- its analysis and recording;
- the output signal is a reaction.
Why Cognitive Psychology Can Be Trusted
Their hypotheses cognitivists always trying confirm experimentally. Psychologists in this field work together with artificial intelligence specialists and neuroscientists, which improves the quality of research and the scientific nature of the conclusions.
Also, cognitivists managed to create one of the most understandable and complete models of the brain. By analogy with the design of computers, they proposed to separate short-term and long-term memory, and to consider attention as a kind of information filter.
Although this model has been criticized by some experts, it is still useful, as it leaves no room for the mysterious and unexplorable “blank spots” of the mind.
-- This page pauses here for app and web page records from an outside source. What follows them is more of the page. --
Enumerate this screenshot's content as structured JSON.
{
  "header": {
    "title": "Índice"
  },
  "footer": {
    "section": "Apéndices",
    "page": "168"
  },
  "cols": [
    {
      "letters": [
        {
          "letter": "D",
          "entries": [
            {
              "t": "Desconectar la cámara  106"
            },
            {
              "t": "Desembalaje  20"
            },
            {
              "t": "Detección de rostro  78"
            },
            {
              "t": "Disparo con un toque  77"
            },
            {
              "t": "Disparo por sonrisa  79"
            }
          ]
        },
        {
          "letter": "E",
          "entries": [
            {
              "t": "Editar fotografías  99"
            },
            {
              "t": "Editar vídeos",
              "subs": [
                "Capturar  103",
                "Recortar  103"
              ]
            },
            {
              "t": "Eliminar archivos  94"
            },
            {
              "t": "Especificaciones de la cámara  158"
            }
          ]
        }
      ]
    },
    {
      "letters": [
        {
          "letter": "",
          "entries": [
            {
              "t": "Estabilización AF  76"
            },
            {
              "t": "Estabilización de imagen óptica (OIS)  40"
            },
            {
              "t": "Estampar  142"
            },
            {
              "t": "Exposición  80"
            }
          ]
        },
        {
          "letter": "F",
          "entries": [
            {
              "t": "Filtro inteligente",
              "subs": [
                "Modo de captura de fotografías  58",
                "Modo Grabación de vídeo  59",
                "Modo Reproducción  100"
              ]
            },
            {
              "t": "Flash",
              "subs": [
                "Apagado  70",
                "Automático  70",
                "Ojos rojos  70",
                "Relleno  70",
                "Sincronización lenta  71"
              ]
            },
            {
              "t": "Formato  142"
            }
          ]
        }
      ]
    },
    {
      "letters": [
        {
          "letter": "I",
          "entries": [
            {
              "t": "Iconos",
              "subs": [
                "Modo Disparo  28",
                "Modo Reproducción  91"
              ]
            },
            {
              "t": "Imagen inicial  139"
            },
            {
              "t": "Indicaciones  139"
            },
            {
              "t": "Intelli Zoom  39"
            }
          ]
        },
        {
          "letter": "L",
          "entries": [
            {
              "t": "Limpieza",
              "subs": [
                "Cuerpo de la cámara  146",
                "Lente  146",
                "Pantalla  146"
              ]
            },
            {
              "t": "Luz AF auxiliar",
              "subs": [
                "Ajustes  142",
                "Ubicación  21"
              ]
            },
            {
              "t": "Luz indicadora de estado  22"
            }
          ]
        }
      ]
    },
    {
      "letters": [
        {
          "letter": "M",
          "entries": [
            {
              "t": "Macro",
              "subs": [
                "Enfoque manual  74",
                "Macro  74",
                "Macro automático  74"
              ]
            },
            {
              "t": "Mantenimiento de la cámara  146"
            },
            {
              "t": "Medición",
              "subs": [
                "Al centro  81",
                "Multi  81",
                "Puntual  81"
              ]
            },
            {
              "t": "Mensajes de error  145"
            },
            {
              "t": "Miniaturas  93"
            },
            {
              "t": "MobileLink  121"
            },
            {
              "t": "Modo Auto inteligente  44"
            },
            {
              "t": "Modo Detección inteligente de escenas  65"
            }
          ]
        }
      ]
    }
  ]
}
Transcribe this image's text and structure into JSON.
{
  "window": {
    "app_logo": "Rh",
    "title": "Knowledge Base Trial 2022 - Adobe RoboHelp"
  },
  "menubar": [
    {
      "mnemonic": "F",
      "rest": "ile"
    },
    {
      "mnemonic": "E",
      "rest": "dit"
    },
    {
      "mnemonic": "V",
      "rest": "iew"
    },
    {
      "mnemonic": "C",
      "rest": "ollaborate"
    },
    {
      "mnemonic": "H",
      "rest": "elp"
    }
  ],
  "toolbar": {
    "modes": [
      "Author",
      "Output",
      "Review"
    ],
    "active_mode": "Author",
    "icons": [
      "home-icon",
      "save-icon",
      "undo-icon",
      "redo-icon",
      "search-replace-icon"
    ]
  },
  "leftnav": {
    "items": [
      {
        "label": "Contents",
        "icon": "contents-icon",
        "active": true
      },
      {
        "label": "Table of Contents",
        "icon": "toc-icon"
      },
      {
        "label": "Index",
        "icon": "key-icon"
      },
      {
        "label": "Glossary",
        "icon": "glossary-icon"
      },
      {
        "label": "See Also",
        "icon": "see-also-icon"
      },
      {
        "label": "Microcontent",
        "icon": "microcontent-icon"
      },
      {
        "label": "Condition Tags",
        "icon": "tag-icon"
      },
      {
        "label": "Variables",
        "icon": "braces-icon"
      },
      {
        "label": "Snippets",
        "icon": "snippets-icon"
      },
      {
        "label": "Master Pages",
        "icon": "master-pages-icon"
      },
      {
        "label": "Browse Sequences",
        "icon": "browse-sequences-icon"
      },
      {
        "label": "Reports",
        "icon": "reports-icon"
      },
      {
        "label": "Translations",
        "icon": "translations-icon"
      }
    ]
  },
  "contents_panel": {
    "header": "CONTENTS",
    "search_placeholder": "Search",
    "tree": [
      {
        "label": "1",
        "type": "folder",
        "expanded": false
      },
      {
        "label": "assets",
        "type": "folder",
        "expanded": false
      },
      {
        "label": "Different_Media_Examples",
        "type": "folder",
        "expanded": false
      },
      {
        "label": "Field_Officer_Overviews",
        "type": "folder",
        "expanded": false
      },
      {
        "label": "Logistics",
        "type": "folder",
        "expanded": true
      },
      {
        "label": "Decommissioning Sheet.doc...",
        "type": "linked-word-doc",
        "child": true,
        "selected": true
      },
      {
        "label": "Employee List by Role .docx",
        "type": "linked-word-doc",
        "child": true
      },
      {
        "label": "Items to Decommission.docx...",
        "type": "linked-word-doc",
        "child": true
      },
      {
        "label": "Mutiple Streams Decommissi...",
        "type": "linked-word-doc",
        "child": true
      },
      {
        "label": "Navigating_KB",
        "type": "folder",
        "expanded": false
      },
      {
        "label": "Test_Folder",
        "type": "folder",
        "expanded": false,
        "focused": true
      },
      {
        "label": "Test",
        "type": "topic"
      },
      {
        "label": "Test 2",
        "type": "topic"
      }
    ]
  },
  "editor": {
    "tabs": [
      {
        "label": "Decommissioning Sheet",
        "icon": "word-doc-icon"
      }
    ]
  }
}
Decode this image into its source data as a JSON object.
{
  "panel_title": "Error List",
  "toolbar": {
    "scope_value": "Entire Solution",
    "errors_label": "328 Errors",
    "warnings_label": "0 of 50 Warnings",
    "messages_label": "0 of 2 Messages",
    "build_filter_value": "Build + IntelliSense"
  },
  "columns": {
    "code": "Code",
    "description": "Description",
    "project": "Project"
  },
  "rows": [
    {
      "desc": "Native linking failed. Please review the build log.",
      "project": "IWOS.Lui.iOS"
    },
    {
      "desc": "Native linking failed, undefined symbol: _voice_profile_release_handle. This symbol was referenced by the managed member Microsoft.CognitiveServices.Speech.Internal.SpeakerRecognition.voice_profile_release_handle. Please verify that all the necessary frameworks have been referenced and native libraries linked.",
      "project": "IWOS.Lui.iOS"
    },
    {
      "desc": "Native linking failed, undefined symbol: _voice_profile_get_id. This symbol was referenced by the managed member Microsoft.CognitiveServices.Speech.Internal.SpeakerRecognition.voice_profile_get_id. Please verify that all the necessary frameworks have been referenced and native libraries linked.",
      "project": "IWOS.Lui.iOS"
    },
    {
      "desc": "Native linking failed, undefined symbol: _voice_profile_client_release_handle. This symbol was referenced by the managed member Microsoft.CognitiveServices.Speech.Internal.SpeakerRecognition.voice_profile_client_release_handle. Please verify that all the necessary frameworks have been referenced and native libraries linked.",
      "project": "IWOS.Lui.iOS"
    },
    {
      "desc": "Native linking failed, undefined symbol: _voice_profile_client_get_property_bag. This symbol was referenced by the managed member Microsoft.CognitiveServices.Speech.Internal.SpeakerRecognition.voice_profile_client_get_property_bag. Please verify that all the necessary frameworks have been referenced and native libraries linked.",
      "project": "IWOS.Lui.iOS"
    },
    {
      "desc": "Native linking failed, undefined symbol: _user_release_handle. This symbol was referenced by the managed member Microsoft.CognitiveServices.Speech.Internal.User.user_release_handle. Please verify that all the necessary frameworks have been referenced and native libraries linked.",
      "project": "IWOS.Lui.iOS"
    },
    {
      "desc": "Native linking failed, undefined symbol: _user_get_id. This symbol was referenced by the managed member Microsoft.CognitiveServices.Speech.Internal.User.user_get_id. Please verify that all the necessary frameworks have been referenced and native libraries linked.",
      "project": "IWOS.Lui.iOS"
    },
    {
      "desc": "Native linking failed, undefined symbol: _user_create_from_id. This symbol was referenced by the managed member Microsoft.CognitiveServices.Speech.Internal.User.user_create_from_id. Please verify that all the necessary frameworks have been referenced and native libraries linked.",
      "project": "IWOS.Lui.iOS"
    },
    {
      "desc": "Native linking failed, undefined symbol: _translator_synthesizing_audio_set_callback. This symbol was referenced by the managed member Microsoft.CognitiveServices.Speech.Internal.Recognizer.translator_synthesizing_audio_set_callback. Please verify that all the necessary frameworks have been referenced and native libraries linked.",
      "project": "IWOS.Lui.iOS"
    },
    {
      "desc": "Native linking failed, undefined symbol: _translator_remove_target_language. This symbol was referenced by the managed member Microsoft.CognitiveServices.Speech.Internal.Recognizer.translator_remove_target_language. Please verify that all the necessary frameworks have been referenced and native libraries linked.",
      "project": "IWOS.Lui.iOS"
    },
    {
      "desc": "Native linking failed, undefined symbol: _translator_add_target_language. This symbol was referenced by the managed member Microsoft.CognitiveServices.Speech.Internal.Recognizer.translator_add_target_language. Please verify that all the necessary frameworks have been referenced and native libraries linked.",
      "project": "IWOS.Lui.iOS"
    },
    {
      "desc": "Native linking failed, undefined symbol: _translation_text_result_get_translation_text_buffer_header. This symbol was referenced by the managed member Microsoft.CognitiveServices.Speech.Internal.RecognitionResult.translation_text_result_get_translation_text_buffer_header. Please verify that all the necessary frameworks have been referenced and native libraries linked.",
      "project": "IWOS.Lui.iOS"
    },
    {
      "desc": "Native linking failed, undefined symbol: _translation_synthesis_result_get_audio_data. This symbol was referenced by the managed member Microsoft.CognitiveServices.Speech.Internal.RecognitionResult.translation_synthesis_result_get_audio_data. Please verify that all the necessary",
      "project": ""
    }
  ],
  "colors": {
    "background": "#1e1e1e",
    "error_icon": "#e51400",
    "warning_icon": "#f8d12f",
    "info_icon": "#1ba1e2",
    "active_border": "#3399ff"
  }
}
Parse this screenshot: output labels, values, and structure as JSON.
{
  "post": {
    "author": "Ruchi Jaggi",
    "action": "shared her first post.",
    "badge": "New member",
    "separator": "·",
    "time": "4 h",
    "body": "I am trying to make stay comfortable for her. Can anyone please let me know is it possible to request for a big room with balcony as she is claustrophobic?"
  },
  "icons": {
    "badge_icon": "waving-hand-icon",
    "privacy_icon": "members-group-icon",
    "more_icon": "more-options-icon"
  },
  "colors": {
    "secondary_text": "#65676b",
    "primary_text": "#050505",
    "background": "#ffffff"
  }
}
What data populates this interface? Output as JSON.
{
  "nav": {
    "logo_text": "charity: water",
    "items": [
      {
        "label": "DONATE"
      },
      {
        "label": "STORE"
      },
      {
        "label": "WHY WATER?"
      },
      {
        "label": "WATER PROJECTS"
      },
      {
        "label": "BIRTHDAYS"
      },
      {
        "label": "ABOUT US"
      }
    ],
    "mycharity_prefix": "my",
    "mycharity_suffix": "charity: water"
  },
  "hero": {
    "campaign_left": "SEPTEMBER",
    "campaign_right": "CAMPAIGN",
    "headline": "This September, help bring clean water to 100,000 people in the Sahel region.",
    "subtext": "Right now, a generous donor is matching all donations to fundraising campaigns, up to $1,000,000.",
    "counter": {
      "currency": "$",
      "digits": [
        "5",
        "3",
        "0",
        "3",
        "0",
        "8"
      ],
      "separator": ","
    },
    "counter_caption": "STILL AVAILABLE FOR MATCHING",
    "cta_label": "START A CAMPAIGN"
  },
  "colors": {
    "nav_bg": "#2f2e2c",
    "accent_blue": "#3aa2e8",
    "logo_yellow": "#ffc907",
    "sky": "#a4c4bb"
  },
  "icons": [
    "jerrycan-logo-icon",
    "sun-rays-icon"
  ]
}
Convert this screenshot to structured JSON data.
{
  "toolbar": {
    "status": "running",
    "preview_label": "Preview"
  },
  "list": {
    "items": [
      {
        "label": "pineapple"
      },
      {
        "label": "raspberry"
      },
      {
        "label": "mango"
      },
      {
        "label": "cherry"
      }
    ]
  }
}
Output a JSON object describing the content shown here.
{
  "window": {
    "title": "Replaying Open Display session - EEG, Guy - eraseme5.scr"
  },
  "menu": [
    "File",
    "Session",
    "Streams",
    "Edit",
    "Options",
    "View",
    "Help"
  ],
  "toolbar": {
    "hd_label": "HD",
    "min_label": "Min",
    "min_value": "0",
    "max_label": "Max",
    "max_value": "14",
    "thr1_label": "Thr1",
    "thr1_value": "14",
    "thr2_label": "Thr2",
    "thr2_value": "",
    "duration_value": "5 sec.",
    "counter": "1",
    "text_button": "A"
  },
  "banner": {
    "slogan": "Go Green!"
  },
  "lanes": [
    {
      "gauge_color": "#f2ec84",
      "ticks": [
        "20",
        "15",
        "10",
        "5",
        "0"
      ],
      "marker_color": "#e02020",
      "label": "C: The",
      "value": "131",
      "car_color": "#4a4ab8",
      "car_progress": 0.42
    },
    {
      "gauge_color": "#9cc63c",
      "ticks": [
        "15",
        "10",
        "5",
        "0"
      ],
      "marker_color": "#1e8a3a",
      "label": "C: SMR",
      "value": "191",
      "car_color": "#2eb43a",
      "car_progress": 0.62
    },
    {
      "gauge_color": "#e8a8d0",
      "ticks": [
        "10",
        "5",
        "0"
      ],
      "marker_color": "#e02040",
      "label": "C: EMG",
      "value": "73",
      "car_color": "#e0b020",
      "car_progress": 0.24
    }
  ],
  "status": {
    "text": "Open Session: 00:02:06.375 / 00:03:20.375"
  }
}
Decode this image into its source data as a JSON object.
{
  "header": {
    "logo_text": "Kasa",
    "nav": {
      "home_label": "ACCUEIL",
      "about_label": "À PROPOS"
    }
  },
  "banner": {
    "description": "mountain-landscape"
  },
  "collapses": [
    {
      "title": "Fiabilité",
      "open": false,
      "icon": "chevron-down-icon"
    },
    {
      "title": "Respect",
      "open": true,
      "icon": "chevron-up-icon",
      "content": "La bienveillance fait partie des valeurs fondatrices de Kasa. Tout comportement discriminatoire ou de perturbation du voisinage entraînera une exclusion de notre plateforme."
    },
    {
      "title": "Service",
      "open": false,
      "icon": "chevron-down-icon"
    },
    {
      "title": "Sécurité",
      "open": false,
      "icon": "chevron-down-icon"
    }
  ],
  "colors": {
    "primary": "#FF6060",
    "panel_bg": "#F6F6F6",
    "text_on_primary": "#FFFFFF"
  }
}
It is no coincidence that this approach helps better understand what different areas of the brain are responsible for.
Why cognitive psychology is useful
Cognitive psychology has not only made a great contribution to the understanding of human consciousness, but also discovered ways to influence it in a beneficial way.
Helps fight cognitive distortions
From experiments cognitivists, we know that our consciousness is biased, as it is affected by cognitive distortions. One of the most famous of these is the confirmation error. This is when we give preference to information that is consistent with our opinion, and ignore the opposite. To combat cognitive biases, you must first find them and then confront your biases with reality. This is where cognitive psychology helps.
Also, cognitivists have shown that a person’s ability to remember information is limited. We cannot learn more than nine letters, numbers, or short words at a time. This short-term memory rule is known as “seven plus or minus two.”
Therefore, for example, we have a bad perception of ads or sites overloaded with information. But this makes it easier for us to remember phone numbers broken down into combinations of numbers. For example, in the format X‑XXX‑XXX‑XX‑XX.
Promotes the development of critical thinking
Representatives of this direction claimthat we may be less likely to be ensnared by delusions if we change our thinking. To do this, it is enough to stop accepting internal sensations that the mind did not have time to question as reality. That is, do not perceive emotional reactions as the basis for conclusions.
For example, once falling off a bicycle on a wet road, a person may begin to consider this type of transport very dangerous and be afraid to get back into the saddle. However, if you think logically, you can understand that a trip in dry weather and in compliance with safety measures will only bring pleasure.
Underpins an effective form of psychotherapy
Based on the cognitive approach, two types of therapy have been developed: cognitive-behavioral (CBT) and rational-emotional. The differences between them are minimal. Their essence is that the therapist or the person himself is looking for irrational beliefs (cognitive distortions) and makes rational arguments against them.
This is one of the most effective types of psychological therapy. The cognitive approach works great when solving real-world problems. CBT is known to be good helps cope with depression, stress, complexes, anxiety and other mental problems.